◆ Work request: Every line of the data must be copied exactly.

Data records
----------------
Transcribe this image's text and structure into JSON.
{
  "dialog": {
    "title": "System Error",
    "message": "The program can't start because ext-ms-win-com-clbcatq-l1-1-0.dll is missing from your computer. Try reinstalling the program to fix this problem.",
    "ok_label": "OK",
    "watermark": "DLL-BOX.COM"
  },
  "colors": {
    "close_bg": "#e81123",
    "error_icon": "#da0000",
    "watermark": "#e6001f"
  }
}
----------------
◆ Answer for this exercise:
Transcribe this image's text and structure into JSON.
{
  "dialog": {
    "title": "System Error",
    "message": "The program can't start because ext-ms-win-com-clbcatq-l1-1-0.dll is missing from your computer. Try reinstalling the program to fix this problem.",
    "ok_label": "OK",
    "watermark": "DLL-BOX.COM"
  },
  "colors": {
    "close_bg": "#e81123",
    "error_icon": "#da0000",
    "watermark": "#e6001f"
  }
}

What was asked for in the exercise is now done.